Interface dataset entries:
—————

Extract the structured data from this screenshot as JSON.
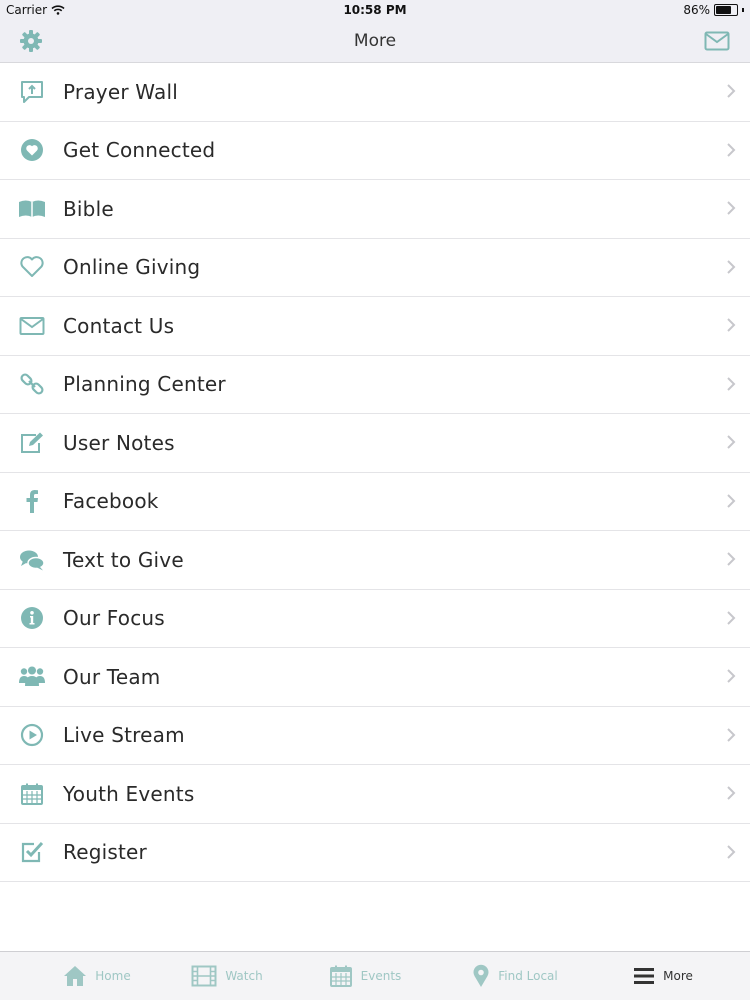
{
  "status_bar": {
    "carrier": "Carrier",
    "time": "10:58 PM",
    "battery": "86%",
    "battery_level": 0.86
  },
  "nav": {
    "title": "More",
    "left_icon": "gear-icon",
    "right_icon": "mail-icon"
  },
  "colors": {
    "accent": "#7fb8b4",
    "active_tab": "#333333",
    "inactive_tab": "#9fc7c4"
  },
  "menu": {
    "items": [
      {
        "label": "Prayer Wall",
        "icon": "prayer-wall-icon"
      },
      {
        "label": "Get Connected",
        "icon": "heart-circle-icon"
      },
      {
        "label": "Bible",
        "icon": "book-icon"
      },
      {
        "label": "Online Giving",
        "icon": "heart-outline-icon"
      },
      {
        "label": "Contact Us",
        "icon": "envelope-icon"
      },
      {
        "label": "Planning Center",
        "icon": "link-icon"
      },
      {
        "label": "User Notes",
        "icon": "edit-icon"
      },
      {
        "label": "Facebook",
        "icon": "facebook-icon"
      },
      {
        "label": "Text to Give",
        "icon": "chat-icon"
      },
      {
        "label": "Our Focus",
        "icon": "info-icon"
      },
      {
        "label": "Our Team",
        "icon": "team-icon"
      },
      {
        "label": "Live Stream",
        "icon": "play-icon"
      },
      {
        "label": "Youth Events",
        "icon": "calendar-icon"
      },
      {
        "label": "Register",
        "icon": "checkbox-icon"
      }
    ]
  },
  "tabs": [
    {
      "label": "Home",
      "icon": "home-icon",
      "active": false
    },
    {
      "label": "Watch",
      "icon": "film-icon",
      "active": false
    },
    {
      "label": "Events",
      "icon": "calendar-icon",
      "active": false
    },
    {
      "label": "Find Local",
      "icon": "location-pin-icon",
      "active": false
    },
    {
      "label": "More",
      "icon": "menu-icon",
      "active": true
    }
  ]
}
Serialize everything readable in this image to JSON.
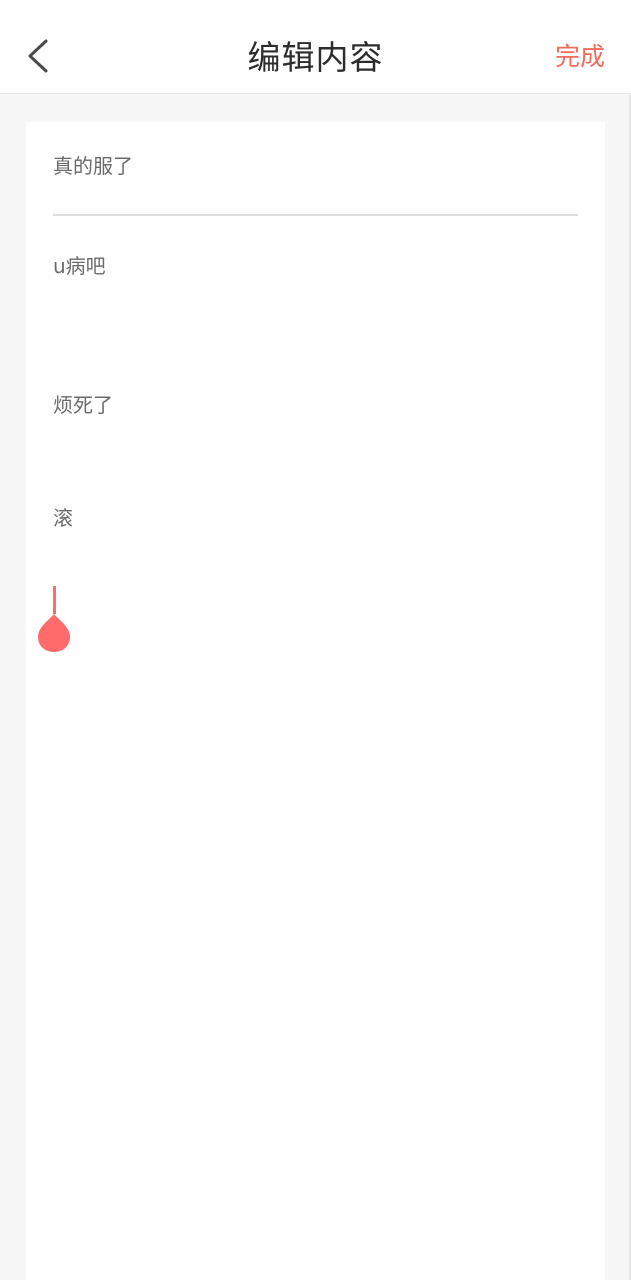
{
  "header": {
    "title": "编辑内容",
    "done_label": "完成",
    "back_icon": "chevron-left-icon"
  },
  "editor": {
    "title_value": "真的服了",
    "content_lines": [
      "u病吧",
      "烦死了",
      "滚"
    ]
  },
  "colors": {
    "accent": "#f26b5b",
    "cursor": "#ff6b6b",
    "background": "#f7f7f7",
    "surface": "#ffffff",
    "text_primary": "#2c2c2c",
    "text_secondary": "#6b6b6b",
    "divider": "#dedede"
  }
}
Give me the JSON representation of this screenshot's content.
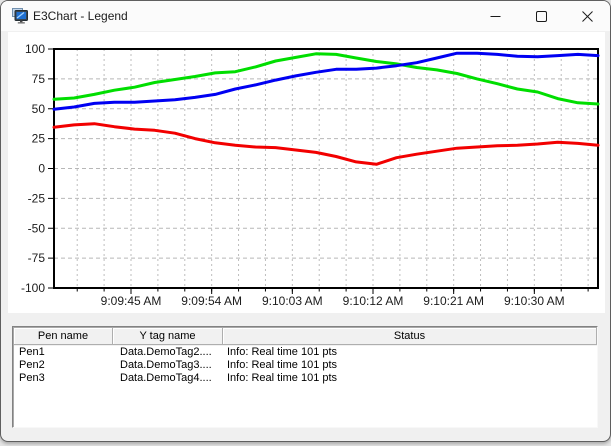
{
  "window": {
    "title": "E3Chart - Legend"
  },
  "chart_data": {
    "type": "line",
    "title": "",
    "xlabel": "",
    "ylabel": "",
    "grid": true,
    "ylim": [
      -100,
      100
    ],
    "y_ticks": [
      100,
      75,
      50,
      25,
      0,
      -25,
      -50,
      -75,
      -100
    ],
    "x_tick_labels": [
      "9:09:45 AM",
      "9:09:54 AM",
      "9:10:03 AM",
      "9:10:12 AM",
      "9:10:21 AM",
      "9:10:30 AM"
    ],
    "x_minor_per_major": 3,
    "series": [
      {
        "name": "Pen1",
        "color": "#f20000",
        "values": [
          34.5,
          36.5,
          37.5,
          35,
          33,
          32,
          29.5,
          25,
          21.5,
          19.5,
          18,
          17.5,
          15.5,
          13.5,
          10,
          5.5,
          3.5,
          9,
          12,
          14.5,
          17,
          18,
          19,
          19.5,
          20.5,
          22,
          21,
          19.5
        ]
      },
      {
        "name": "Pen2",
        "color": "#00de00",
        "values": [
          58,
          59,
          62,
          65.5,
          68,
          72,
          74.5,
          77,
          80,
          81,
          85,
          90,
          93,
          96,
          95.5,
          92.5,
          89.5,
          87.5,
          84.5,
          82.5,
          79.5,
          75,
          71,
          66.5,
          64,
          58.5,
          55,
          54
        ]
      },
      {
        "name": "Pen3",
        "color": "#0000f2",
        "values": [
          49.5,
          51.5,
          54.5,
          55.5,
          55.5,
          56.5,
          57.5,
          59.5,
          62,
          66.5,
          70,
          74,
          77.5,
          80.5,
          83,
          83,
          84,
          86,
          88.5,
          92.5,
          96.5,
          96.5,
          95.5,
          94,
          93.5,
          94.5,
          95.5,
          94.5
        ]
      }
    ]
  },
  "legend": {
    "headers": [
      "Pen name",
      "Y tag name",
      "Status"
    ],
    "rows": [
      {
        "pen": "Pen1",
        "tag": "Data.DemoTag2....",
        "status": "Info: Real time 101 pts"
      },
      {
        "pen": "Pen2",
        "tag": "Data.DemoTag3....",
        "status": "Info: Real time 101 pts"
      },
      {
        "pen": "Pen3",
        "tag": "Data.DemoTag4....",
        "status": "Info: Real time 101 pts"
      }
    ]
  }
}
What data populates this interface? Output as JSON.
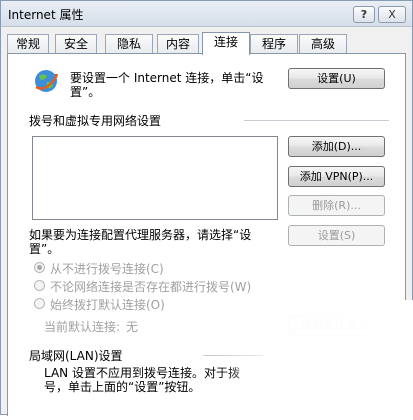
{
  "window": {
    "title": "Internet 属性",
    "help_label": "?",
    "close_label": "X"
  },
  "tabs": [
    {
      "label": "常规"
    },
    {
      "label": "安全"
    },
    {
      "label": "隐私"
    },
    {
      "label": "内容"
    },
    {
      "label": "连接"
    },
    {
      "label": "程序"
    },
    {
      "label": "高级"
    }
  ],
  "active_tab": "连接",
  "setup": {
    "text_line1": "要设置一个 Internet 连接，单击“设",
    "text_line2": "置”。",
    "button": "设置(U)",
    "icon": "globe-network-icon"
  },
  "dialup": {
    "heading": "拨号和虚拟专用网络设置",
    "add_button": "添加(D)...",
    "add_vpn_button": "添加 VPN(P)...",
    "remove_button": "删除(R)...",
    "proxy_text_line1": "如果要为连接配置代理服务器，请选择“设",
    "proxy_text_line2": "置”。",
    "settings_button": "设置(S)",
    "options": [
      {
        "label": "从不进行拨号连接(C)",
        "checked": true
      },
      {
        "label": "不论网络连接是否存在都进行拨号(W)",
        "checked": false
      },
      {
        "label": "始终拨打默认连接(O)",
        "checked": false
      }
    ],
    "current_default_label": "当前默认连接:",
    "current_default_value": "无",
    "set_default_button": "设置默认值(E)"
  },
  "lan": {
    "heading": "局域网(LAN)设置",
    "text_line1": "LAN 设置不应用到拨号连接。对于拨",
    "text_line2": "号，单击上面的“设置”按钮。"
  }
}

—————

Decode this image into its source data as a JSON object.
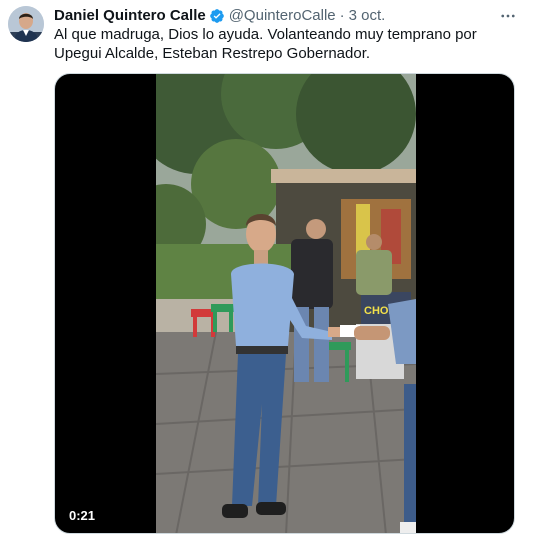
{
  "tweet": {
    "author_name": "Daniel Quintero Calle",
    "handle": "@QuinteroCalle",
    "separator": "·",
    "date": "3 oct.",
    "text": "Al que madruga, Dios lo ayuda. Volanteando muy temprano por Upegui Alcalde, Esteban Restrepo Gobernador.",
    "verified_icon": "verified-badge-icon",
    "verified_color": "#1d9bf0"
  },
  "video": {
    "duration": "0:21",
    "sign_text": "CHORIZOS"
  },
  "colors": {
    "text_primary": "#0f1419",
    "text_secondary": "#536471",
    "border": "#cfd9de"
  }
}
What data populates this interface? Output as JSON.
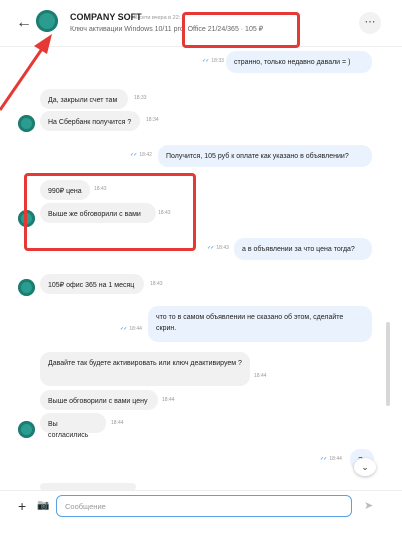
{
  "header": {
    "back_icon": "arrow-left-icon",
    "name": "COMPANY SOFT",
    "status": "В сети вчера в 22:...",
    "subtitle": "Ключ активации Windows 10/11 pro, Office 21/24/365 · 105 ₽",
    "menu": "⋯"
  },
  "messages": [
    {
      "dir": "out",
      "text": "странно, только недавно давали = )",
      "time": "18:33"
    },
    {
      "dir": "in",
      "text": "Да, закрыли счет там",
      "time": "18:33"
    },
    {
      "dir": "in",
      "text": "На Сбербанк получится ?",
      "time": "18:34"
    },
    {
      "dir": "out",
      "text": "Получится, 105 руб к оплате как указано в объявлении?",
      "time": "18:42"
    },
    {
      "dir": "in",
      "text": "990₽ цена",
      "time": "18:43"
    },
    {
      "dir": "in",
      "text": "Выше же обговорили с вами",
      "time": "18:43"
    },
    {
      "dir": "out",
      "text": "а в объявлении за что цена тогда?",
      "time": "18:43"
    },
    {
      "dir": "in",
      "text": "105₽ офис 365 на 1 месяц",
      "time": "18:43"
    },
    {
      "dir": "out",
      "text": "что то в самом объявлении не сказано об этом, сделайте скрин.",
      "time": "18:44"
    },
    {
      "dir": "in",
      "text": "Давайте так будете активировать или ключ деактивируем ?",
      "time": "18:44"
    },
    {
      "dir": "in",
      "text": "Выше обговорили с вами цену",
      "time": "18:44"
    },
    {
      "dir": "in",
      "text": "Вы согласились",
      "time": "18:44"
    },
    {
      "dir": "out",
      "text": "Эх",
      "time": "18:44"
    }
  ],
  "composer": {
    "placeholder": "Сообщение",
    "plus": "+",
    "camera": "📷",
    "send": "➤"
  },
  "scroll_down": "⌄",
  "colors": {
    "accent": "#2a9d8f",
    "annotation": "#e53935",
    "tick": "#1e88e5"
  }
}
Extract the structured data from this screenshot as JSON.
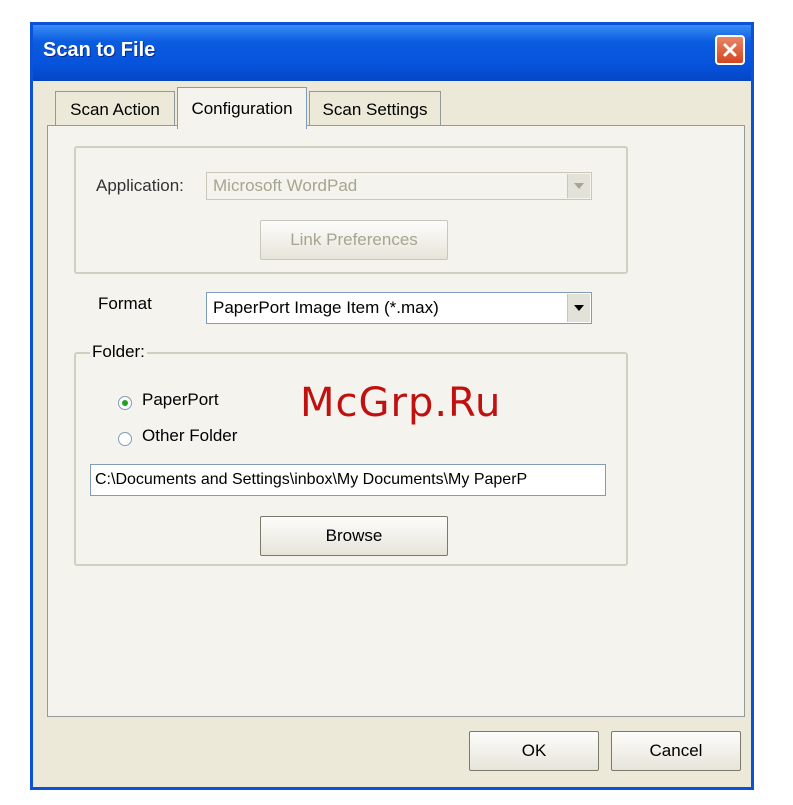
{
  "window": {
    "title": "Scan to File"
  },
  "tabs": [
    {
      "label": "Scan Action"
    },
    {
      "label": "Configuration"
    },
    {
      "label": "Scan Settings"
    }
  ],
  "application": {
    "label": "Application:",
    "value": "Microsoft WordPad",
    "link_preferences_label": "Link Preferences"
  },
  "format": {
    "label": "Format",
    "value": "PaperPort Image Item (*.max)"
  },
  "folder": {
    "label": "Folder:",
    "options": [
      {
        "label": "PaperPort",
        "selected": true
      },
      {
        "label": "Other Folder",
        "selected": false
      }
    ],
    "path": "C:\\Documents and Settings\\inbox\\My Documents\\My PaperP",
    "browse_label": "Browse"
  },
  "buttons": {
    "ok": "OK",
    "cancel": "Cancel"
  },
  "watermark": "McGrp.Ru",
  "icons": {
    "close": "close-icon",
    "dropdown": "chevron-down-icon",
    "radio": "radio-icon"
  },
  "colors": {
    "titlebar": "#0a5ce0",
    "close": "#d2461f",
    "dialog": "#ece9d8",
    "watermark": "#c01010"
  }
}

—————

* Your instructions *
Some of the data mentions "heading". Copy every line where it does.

* Task output *
    "heading": "拨号和虚拟专用网络设置",
    "heading": "局域网(LAN)设置",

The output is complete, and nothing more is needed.